At Your Service Architecture
The ill-defined world of Web Services will surely drown publishers in an alphabet soup of open standard protocols at the heart of most plug-and-play systems. Technologies like SOAP (Simple Object Access Protocol) allow highly interactive information exchanges between sites, and the XQuery search language can render from well-tagged XML data specific sections and subsets of documents. Others like REST and XML-RPC are what Abbott calls "protocols that point to the future," although sifting through the choices will be daunting. "They have to get their head around what kind of formats make documents more intelligent and capable of wider use," says O'Reilly, and in most cases that means starting, as he did, with an ambitious program of densely tagging XML.

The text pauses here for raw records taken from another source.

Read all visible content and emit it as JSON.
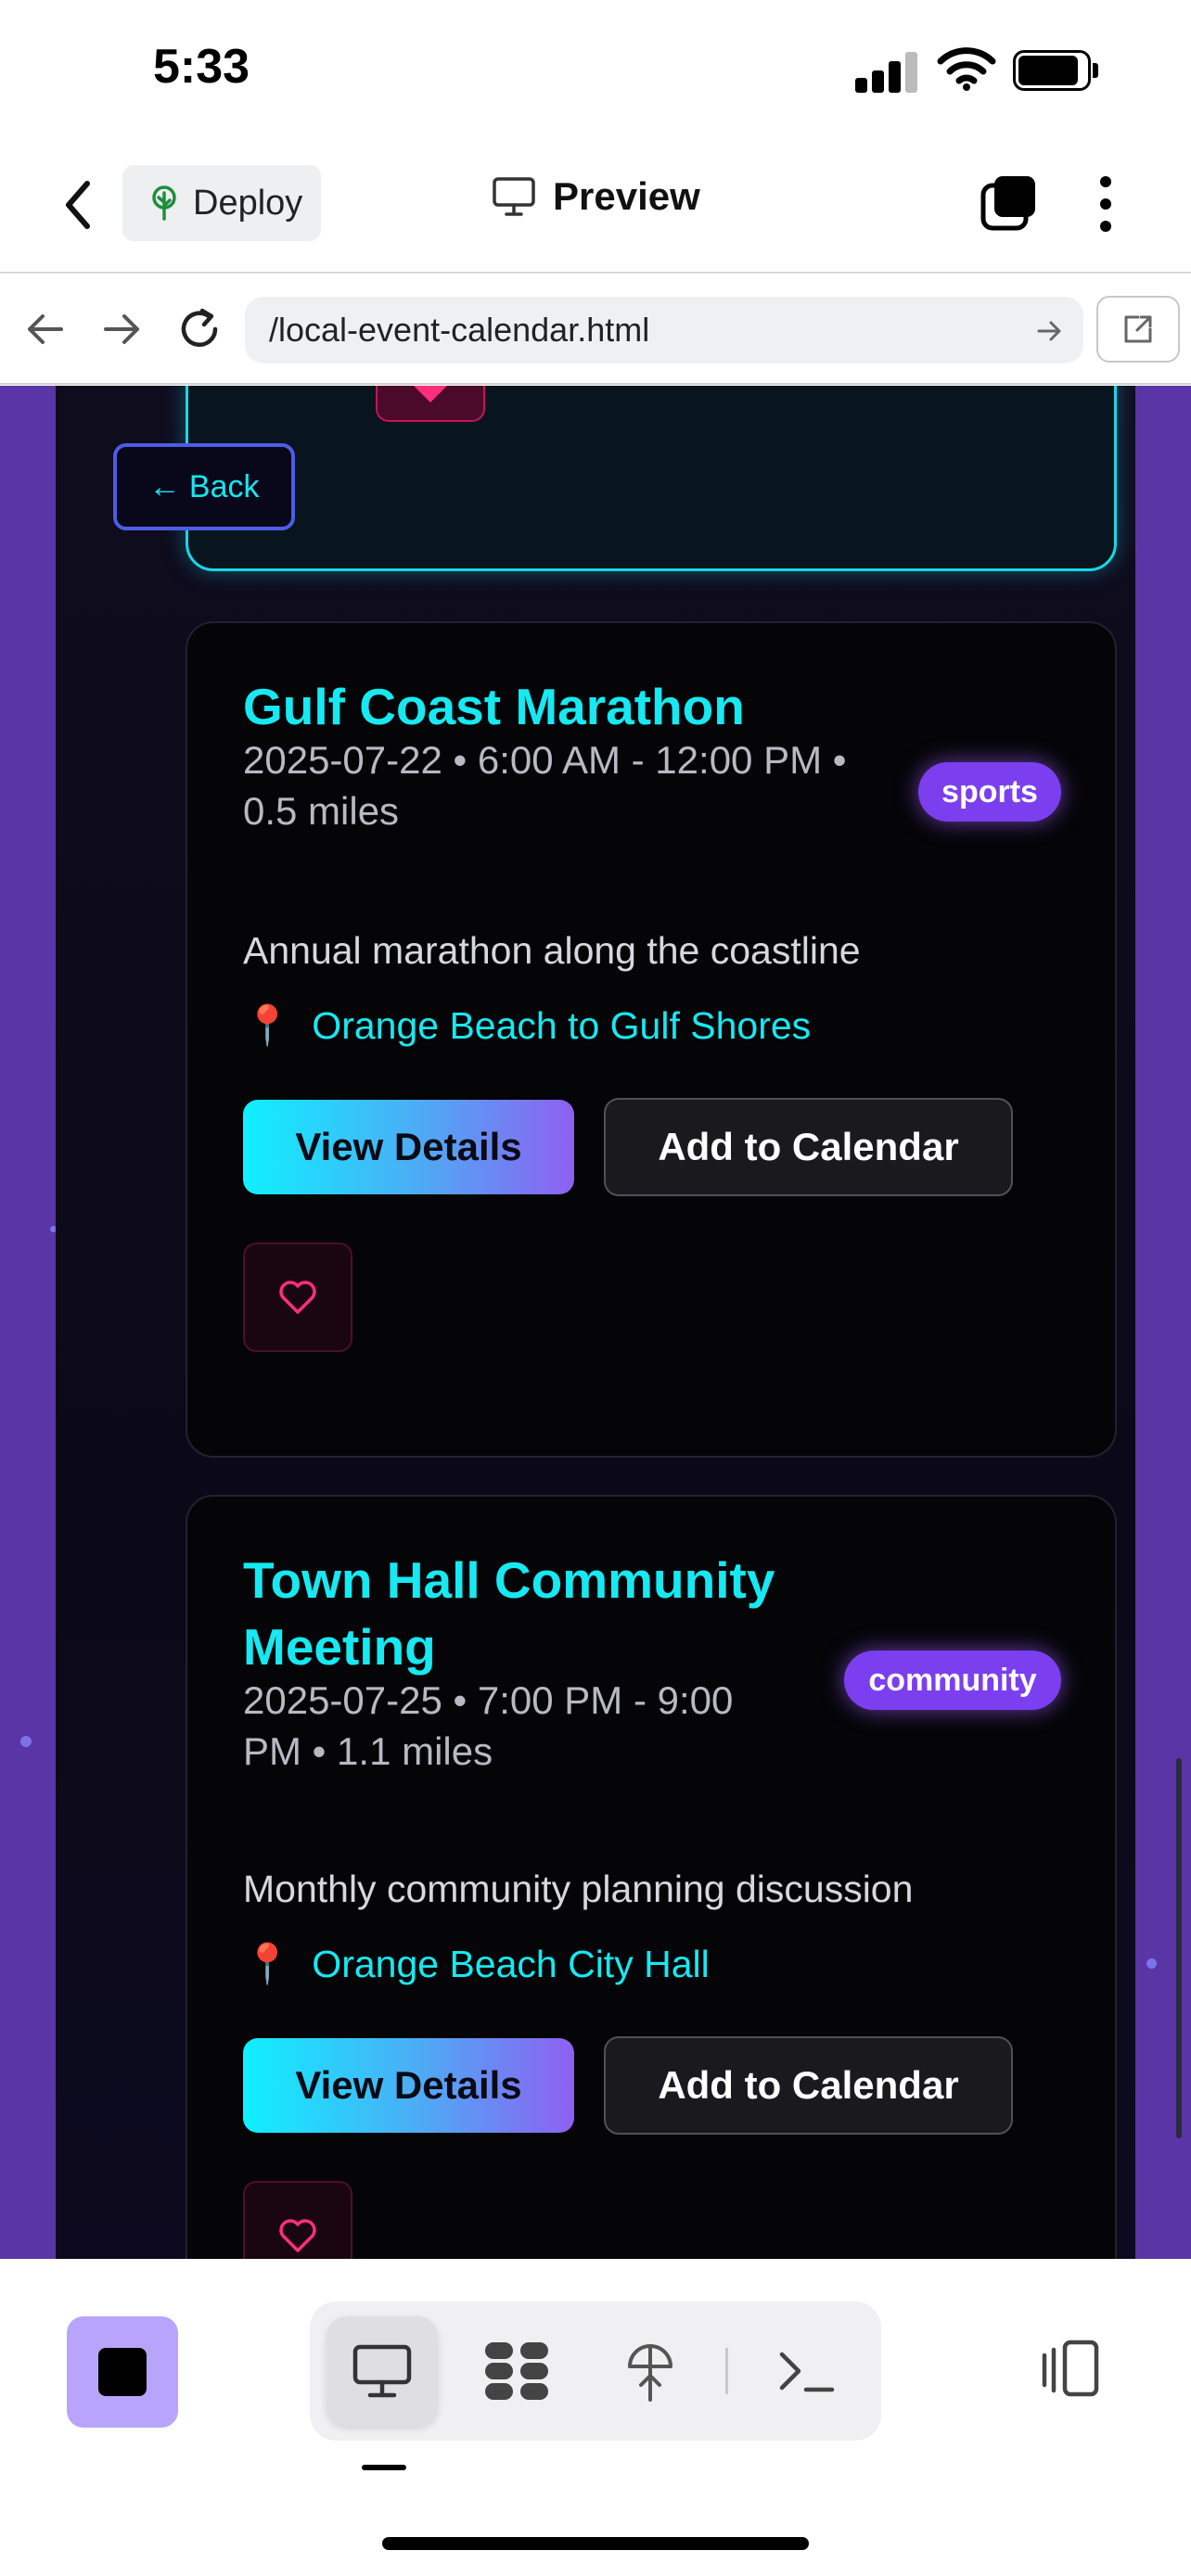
{
  "status_bar": {
    "time": "5:33"
  },
  "toolbar": {
    "deploy_label": "Deploy",
    "preview_label": "Preview"
  },
  "url_bar": {
    "url": "/local-event-calendar.html"
  },
  "page": {
    "back_label": "← Back",
    "events": [
      {
        "title_lines": [
          "Gulf Coast Marathon"
        ],
        "meta_lines": [
          "2025-07-22 • 6:00 AM - 12:00 PM •",
          "0.5 miles"
        ],
        "category": "sports",
        "description": "Annual marathon along the coastline",
        "location": "Orange Beach to Gulf Shores",
        "view_label": "View Details",
        "calendar_label": "Add to Calendar"
      },
      {
        "title_lines": [
          "Town Hall Community",
          "Meeting"
        ],
        "meta_lines": [
          "2025-07-25 • 7:00 PM - 9:00",
          "PM • 1.1 miles"
        ],
        "category": "community",
        "description": "Monthly community planning discussion",
        "location": "Orange Beach City Hall",
        "view_label": "View Details",
        "calendar_label": "Add to Calendar"
      }
    ]
  },
  "colors": {
    "accent_cyan": "#16e9f2",
    "badge_purple": "#7b3ff0",
    "favorite_pink": "#ff2e7e",
    "outer_purple": "#5a35a6"
  },
  "icons": {
    "back": "chevron-left-icon",
    "deploy": "tree-icon",
    "preview": "monitor-icon",
    "tabs": "tabs-icon",
    "more": "more-vertical-icon",
    "favorite": "heart-icon",
    "location": "pin-icon"
  }
}
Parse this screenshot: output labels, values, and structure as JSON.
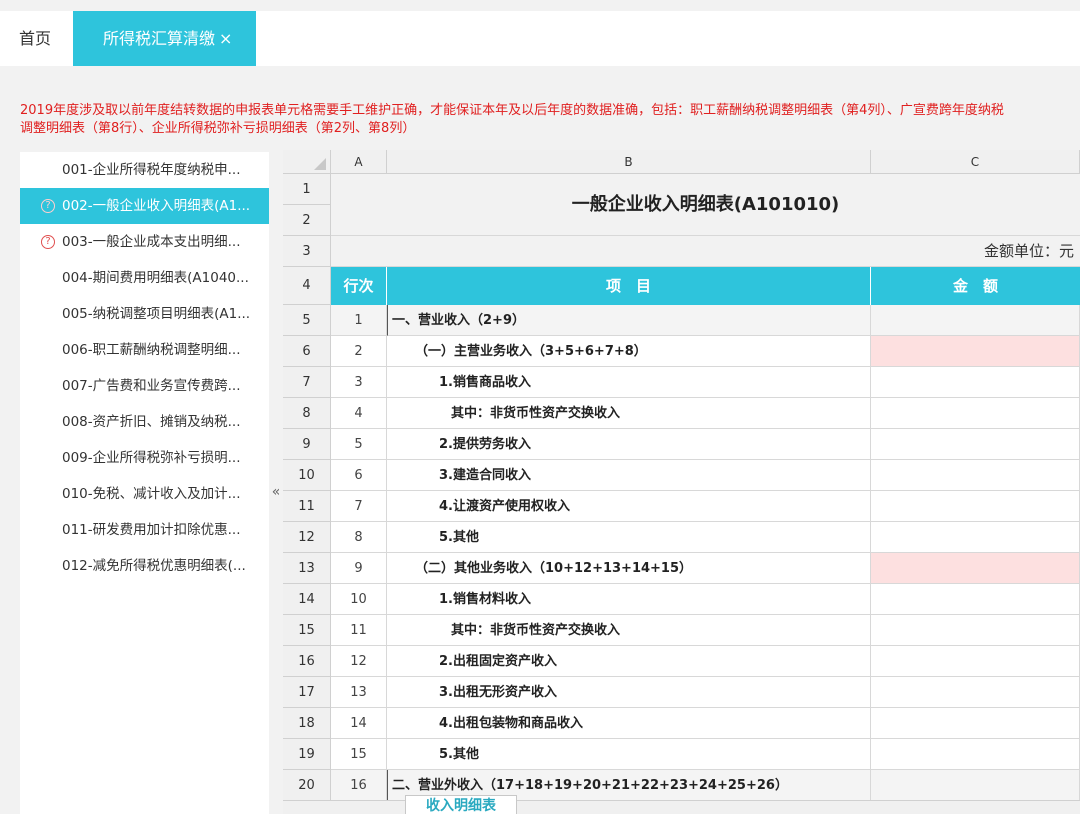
{
  "tabs": {
    "home": "首页",
    "active": "所得税汇算清缴",
    "close": "×"
  },
  "notice": "2019年度涉及取以前年度结转数据的申报表单元格需要手工维护正确，才能保证本年及以后年度的数据准确，包括：职工薪酬纳税调整明细表（第4列）、广宣费跨年度纳税调整明细表（第8行）、企业所得税弥补亏损明细表（第2列、第8列）",
  "sidebar": {
    "collapse_icon": "«",
    "items": [
      {
        "label": "001-企业所得税年度纳税申...",
        "status": ""
      },
      {
        "label": "002-一般企业收入明细表(A1...",
        "status": "?"
      },
      {
        "label": "003-一般企业成本支出明细...",
        "status": "?"
      },
      {
        "label": "004-期间费用明细表(A1040...",
        "status": ""
      },
      {
        "label": "005-纳税调整项目明细表(A1...",
        "status": ""
      },
      {
        "label": "006-职工薪酬纳税调整明细...",
        "status": ""
      },
      {
        "label": "007-广告费和业务宣传费跨...",
        "status": ""
      },
      {
        "label": "008-资产折旧、摊销及纳税...",
        "status": ""
      },
      {
        "label": "009-企业所得税弥补亏损明...",
        "status": ""
      },
      {
        "label": "010-免税、减计收入及加计...",
        "status": ""
      },
      {
        "label": "011-研发费用加计扣除优惠...",
        "status": ""
      },
      {
        "label": "012-减免所得税优惠明细表(...",
        "status": ""
      }
    ]
  },
  "sheet": {
    "col_headers": [
      "A",
      "B",
      "C"
    ],
    "row_numbers": [
      "1",
      "2",
      "3",
      "4",
      "5",
      "6",
      "7",
      "8",
      "9",
      "10",
      "11",
      "12",
      "13",
      "14",
      "15",
      "16",
      "17",
      "18",
      "19",
      "20"
    ],
    "title": "一般企业收入明细表(A101010)",
    "unit": "金额单位：元",
    "header": {
      "seq": "行次",
      "item": "项　目",
      "amount": "金　额"
    },
    "rows": [
      {
        "seq": "1",
        "item": "一、营业收入（2+9）",
        "amount": "",
        "indent": 0,
        "style": "grey"
      },
      {
        "seq": "2",
        "item": "（一）主营业务收入（3+5+6+7+8）",
        "amount": "",
        "indent": 1,
        "style": "pink"
      },
      {
        "seq": "3",
        "item": "1.销售商品收入",
        "amount": "",
        "indent": 2,
        "style": ""
      },
      {
        "seq": "4",
        "item": "其中：非货币性资产交换收入",
        "amount": "",
        "indent": 3,
        "style": ""
      },
      {
        "seq": "5",
        "item": "2.提供劳务收入",
        "amount": "",
        "indent": 2,
        "style": ""
      },
      {
        "seq": "6",
        "item": "3.建造合同收入",
        "amount": "",
        "indent": 2,
        "style": ""
      },
      {
        "seq": "7",
        "item": "4.让渡资产使用权收入",
        "amount": "",
        "indent": 2,
        "style": ""
      },
      {
        "seq": "8",
        "item": "5.其他",
        "amount": "",
        "indent": 2,
        "style": ""
      },
      {
        "seq": "9",
        "item": "（二）其他业务收入（10+12+13+14+15）",
        "amount": "",
        "indent": 1,
        "style": "pink"
      },
      {
        "seq": "10",
        "item": "1.销售材料收入",
        "amount": "",
        "indent": 2,
        "style": ""
      },
      {
        "seq": "11",
        "item": "其中：非货币性资产交换收入",
        "amount": "",
        "indent": 3,
        "style": ""
      },
      {
        "seq": "12",
        "item": "2.出租固定资产收入",
        "amount": "",
        "indent": 2,
        "style": ""
      },
      {
        "seq": "13",
        "item": "3.出租无形资产收入",
        "amount": "",
        "indent": 2,
        "style": ""
      },
      {
        "seq": "14",
        "item": "4.出租包装物和商品收入",
        "amount": "",
        "indent": 2,
        "style": ""
      },
      {
        "seq": "15",
        "item": "5.其他",
        "amount": "",
        "indent": 2,
        "style": ""
      },
      {
        "seq": "16",
        "item": "二、营业外收入（17+18+19+20+21+22+23+24+25+26）",
        "amount": "",
        "indent": 0,
        "style": "grey"
      }
    ],
    "sheet_tab": "收入明细表"
  }
}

"XML is the method of choice for Web sites that wish to make their data available to the Web," and it has been critical to the successes of open content sites like Flickr and Blogger.com," says Abbott. "It seems the most portable and malleable." Open standards have multiple positive business effects, says David Spenhoff, VP of marketing at MarkLogic, which makes the XML database server behind O'Reilly's Safari U. Free from proprietary CMS approaches, XML-based approaches become interoperable with other sites and databases; publishers are not locked into specific vendors and don't have to waste time developing content models or query languages, let alone build custom point-to-point connections between partners that need to be rebuilt whenever one aspect of each system changes. Most important, open standards future-proof content by changing slowly and in unison. Best of all, "you don't have to know all the places the content needs to go," says Spenhoff. Tagged XML can be pulled, parsed, queried, and delivered endlessly among sites and to just about any imaginable device.
More than liberating data to flow more freely, open source and intelligent document protocols may arm publishers against a looming war against the commoditization of content by the proliferation of ad-supported search. At the New England Journal of Medicine site, doctors used to use Google-like search algorithms on case records from Massachusetts General Hospital. The unwieldy reams of full-document results required manual browsing to find cases directly related to their current patient. By re-engineering the Web site recently into a well-tagged XML base, an XQuery style search now provides a sense array of possible filters up front so queries can render only pieces of documents, or cases with specific citations and diagnoses, or with links to MRI scans.
Efforts like the NEJM "are not about bringing specific documents, but information contained in documents," says MarkLogic's Spenhoff, which provides the XQuery tools for the project. Now doctors can run sophisticated queries and assemble dossiers of cases joined by common citations or symptoms. Google and Yahoo! can't even approach such value-added results, and that is exactly how publishers want to keep it.
"We're hedging our bets against Google itself and against content becoming a commodity," says Corey Podolsky, director of business tech services at Oxford University Press. The OUP's upcoming "Oxford Publishing Platform" converts its massive library into XML and rich meta-tagging to provide digital subscriptions to libraries. Search engines now deliver so much free information, including digitized print product, that even venerable brands feel pressured. "Publishers have to find ways to add value to the process," he says, "and one of the most significant things we can do is add the context around the content, add the metadata and the environment that allows them to find and engage the content rather than a simple search." Ultimately, Oxford foresees mixed and matched document pieces that link to related data and multimedia, timelines that make sense of the result, historical background—all triggered by metatags and honed databases a search engine can't touch, he argues.
For O'Reilly Media, an XML-based service approach lets subscribers to its Safari online book library do data collection, rather than search. "It can show me all the code snippets with specific functions in any book with Java or Perl as the title," says Rayhill. "You can't do that in Google Print." In a service-oriented world, publishers hope that the content itself represents only one kind of value. How content gets parsed and reassembled by users, pushed into other applications, even combined and published with user-generated additions will represent the critical extra layer of value. According to Rayhill, "It allows us to have a leg up on search."